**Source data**

========

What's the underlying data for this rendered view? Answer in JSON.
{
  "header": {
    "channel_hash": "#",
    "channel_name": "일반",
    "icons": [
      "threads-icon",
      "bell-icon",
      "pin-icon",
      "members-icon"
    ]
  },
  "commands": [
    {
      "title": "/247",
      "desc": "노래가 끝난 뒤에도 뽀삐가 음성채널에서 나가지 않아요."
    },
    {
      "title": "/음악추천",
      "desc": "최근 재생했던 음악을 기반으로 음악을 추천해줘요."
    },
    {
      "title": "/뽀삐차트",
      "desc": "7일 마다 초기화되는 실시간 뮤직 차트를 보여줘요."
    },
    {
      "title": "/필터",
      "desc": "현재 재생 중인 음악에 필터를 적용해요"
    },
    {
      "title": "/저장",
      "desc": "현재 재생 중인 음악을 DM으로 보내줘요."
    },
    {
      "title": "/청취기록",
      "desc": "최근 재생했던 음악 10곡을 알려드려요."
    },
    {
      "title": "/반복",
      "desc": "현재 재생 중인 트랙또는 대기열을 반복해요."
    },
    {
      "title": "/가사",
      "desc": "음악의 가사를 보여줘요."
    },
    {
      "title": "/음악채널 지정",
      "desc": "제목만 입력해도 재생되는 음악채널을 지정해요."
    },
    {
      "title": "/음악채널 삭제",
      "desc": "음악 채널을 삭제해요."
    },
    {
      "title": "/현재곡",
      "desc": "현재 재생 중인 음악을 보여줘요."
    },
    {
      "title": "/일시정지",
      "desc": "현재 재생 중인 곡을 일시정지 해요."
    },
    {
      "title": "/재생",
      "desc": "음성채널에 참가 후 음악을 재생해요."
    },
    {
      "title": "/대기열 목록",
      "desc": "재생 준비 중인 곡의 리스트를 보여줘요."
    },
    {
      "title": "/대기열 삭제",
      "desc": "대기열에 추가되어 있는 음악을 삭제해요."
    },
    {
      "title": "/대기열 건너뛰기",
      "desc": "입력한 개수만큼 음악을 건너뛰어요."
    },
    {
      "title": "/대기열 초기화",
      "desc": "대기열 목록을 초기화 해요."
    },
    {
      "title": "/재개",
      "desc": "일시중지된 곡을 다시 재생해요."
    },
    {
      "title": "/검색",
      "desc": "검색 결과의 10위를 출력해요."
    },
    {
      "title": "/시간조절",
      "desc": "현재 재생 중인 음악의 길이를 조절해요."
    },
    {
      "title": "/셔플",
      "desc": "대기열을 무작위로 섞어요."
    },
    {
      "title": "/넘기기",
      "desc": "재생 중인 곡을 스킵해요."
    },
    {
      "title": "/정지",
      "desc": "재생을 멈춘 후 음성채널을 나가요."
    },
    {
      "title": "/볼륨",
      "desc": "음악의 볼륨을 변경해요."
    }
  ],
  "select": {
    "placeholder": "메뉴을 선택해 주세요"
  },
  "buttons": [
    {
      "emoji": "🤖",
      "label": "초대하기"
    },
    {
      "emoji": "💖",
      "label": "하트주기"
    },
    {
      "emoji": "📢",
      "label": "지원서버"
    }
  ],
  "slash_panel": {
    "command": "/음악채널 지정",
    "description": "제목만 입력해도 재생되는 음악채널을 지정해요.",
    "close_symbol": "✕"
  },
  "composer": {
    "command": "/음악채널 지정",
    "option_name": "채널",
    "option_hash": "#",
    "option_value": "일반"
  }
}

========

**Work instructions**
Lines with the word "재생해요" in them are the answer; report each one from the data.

**Solution**
      "desc": "음성채널에 참가 후 음악을 재생해요."
      "desc": "일시중지된 곡을 다시 재생해요."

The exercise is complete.